All adidas companies are required to comply with the consolidated financial reporting policies (Finance Manual), which are available to all employees involved in the financial reporting process through the company-wide intranet. We update the Finance Manual on a regular basis, dependent on regulatory changes and internal developments. Changes to the Finance Manual are promptly communicated to all adidas companies. Clear policies serve to limit employees’ scope of discretion with regard to recognition and valuation of assets and liabilities, thus reducing the risk of inconsistent accounting practices within the company. We aim to ensure compliance with the Finance Manual through continuous adherence to the four-eyes principle in accounting-related processes. In addition, the local manager responsible for the accounting process within the respective company and the respective local Managing Director confirm adherence to the Finance Manual and to IFRS in a signed representation letter to the Accounting department semi-annually.

The accounting for adidas companies is conducted either locally or by our Global Business Services. Virtually all of the IT Enterprise Resource Planning (ERP) systems used are based on a company-wide standardized SAP system. Following approval by the Finance Director of the respective adidas company, the local financial statements are transferred to a central consolidation system based on SAP SEM-BCS. At the corporate level, the regularity and reliability of the financial statements prepared by adidas companies are reviewed by the Accounting and Controlling departments. These reviews include automated validations in the system as well as the creation of reports and analyses to ensure data integrity and adherence to the reporting logic. In addition, differences between current-year and prior-year financial data as well as budget figures are analyzed on a market level.
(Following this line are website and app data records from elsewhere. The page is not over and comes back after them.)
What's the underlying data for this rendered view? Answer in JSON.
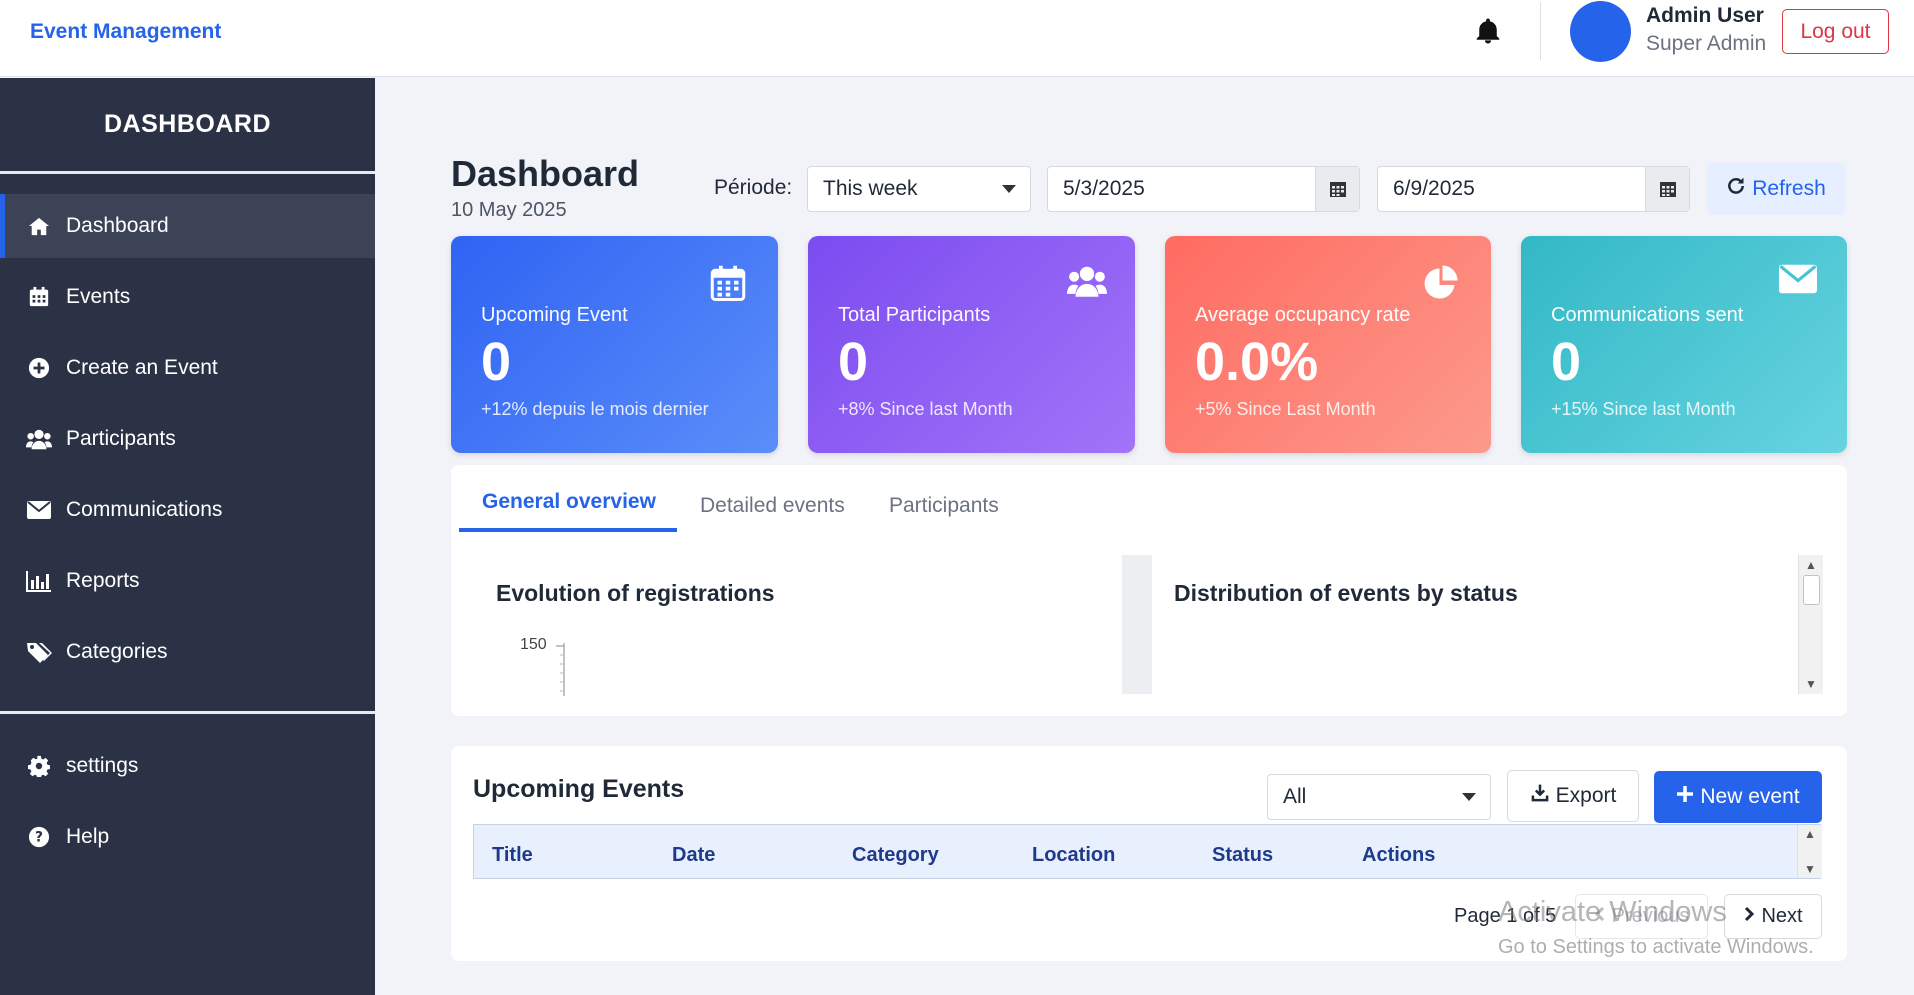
{
  "topbar": {
    "brand": "Event Management",
    "user_name": "Admin User",
    "user_role": "Super Admin",
    "logout_label": "Log out",
    "icons": [
      "bell-icon"
    ]
  },
  "sidebar": {
    "title": "DASHBOARD",
    "items": [
      {
        "label": "Dashboard",
        "icon": "home-icon",
        "active": true
      },
      {
        "label": "Events",
        "icon": "calendar-icon"
      },
      {
        "label": "Create an Event",
        "icon": "plus-circle-icon"
      },
      {
        "label": "Participants",
        "icon": "users-icon"
      },
      {
        "label": "Communications",
        "icon": "envelope-icon"
      },
      {
        "label": "Reports",
        "icon": "bar-chart-icon"
      },
      {
        "label": "Categories",
        "icon": "tags-icon"
      }
    ],
    "bottom_items": [
      {
        "label": "settings",
        "icon": "gear-icon"
      },
      {
        "label": "Help",
        "icon": "question-circle-icon"
      }
    ]
  },
  "header": {
    "title": "Dashboard",
    "date": "10 May 2025",
    "period_label": "Période:",
    "period_value": "This week",
    "date_from": "5/3/2025",
    "date_to": "6/9/2025",
    "refresh_label": "Refresh"
  },
  "cards": [
    {
      "label": "Upcoming Event",
      "value": "0",
      "sub": "+12% depuis le mois dernier",
      "icon": "calendar-icon",
      "color": "#3b6ef5"
    },
    {
      "label": "Total Participants",
      "value": "0",
      "sub": "+8% Since last Month",
      "icon": "users-icon",
      "color": "#8b5cf6"
    },
    {
      "label": "Average occupancy rate",
      "value": "0.0%",
      "sub": "+5% Since Last Month",
      "icon": "pie-chart-icon",
      "color": "#fb7b70"
    },
    {
      "label": "Communications sent",
      "value": "0",
      "sub": "+15% Since last Month",
      "icon": "envelope-icon",
      "color": "#45c4d2"
    }
  ],
  "overview": {
    "tabs": [
      {
        "label": "General overview",
        "active": true
      },
      {
        "label": "Detailed events"
      },
      {
        "label": "Participants"
      }
    ],
    "left_chart_title": "Evolution of registrations",
    "left_chart_tick": "150",
    "right_chart_title": "Distribution of events by status"
  },
  "events": {
    "title": "Upcoming Events",
    "filter_value": "All",
    "export_label": "Export",
    "new_label": "New event",
    "columns": [
      "Title",
      "Date",
      "Category",
      "Location",
      "Status",
      "Actions"
    ],
    "pager_text": "Page 1 of 5",
    "prev_label": "Previous",
    "next_label": "Next"
  },
  "watermark": {
    "line1": "Activate Windows",
    "line2": "Go to Settings to activate Windows."
  },
  "colors": {
    "accent": "#2563eb",
    "sidebar_bg": "#2b3245",
    "danger": "#dc3545"
  }
}
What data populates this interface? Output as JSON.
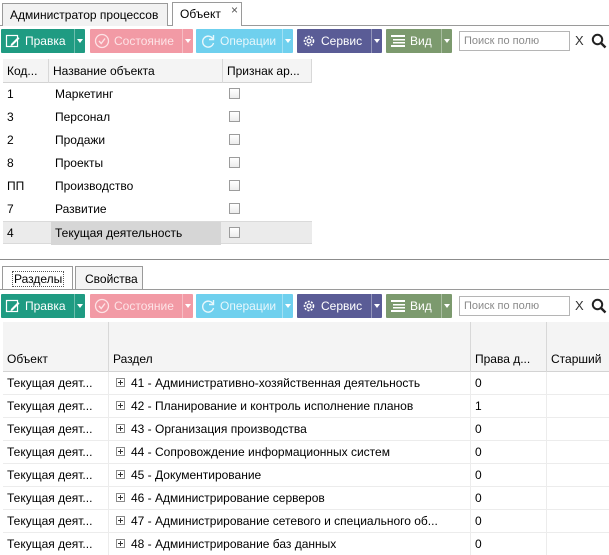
{
  "top_tabs": [
    {
      "label": "Администратор процессов"
    },
    {
      "label": "Объект",
      "close": "×"
    }
  ],
  "toolbar": {
    "pravka": "Правка",
    "sostoyanie": "Состояние",
    "operacii": "Операции",
    "servis": "Сервис",
    "vid": "Вид",
    "search_placeholder": "Поиск по полю",
    "clear": "X"
  },
  "grid1": {
    "headers": [
      "Код...",
      "Название объекта",
      "Признак ар..."
    ],
    "rows": [
      {
        "code": "1",
        "name": "Маркетинг"
      },
      {
        "code": "3",
        "name": "Персонал"
      },
      {
        "code": "2",
        "name": "Продажи"
      },
      {
        "code": "8",
        "name": "Проекты"
      },
      {
        "code": "ПП",
        "name": "Производство"
      },
      {
        "code": "7",
        "name": "Развитие"
      },
      {
        "code": "4",
        "name": "Текущая деятельность"
      }
    ]
  },
  "bottom_tabs": [
    {
      "label": "Разделы"
    },
    {
      "label": "Свойства"
    }
  ],
  "grid2": {
    "headers": [
      "Объект",
      "Раздел",
      "Права д...",
      "Старший"
    ],
    "rows": [
      {
        "object": "Текущая деят...",
        "section": "41 - Административно-хозяйственная деятельность",
        "rights": "0"
      },
      {
        "object": "Текущая деят...",
        "section": "42 - Планирование и контроль исполнение планов",
        "rights": "1"
      },
      {
        "object": "Текущая деят...",
        "section": "43 - Организация производства",
        "rights": "0"
      },
      {
        "object": "Текущая деят...",
        "section": "44 - Сопровождение информационных систем",
        "rights": "0"
      },
      {
        "object": "Текущая деят...",
        "section": "45 - Документирование",
        "rights": "0"
      },
      {
        "object": "Текущая деят...",
        "section": "46 - Администрирование серверов",
        "rights": "0"
      },
      {
        "object": "Текущая деят...",
        "section": "47 - Администрирование сетевого и специального об...",
        "rights": "0"
      },
      {
        "object": "Текущая деят...",
        "section": "48 - Администрирование баз данных",
        "rights": "0"
      }
    ]
  },
  "colors": {
    "pravka": "#1f9b82",
    "sostoyanie": "#f29aa5",
    "operacii": "#6fd0ee",
    "servis": "#5a5c96",
    "vid": "#7c9a6e"
  },
  "icons": [
    "edit-icon",
    "check-circle-icon",
    "refresh-icon",
    "gear-icon",
    "list-view-icon",
    "search-icon",
    "expand-plus-icon",
    "checkbox"
  ]
}
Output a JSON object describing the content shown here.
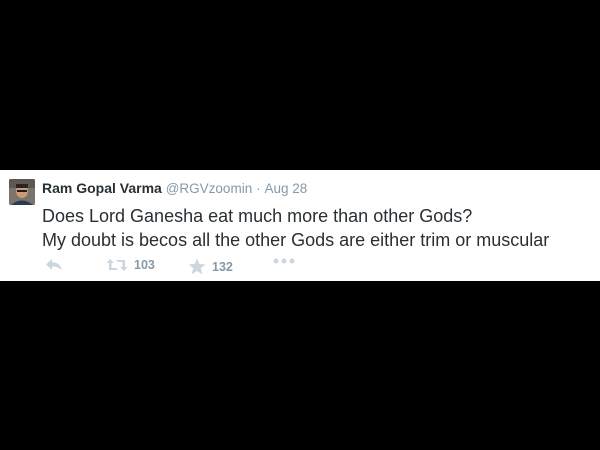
{
  "tweet": {
    "author_name": "Ram Gopal Varma",
    "handle": "@RGVzoomin",
    "separator": "·",
    "time": "Aug 28",
    "lines": [
      "Does Lord Ganesha eat much more than other Gods?",
      "My doubt is becos all the other Gods are either trim or muscular"
    ]
  },
  "actions": {
    "reply_icon": "reply-icon",
    "retweet_icon": "retweet-icon",
    "retweet_count": "103",
    "favorite_icon": "star-icon",
    "favorite_count": "132",
    "more_icon": "more-icon"
  },
  "colors": {
    "background": "#000000",
    "card": "#ffffff",
    "text": "#292f33",
    "secondary": "#8899a6",
    "icon": "#ccd6dd"
  }
}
If necessary, adidas seeks the opinion of independent experts to review business transactions that occur infrequently and on a non-routine basis. After ensuring data plausibility, the centrally coordinated and monitored consolidation process begins, running automatically on SAP SEM-BCS. Controls within the individual consolidation steps, such as those relating to the consolidation of debt or of income and expenses, are conducted both manually and system-based, using automatically created consolidation logs. Any inadequacies are remedied manually by systematically processing the individual errors as well as differences and are reported back to the adidas companies. After finalization of all consolidation steps, all items in the consolidated income statement and in the consolidated statement of financial position are analyzed with respect to trends and variances. Unless already otherwise clarified, the adidas companies are asked to explain any identified material deviations.

All financial systems used are protected against malpractice by means of appropriate authorization concepts, approval concepts and access restrictions. Access authorizations are reviewed on a regular basis and updated if required. The risk of data loss or outage of accounting-related IT systems is minimized through central control and monitoring of virtually all IT systems, centralized management of change processes and regular data backups.

Controlled Space

Includes own-retail business, mono-branded franchise stores, shop-in-shops, joint ventures with retail partners and co-branded stores. Controlled space offers a high level of brand control and ensures optimal product offering and presentation according to brand requirements.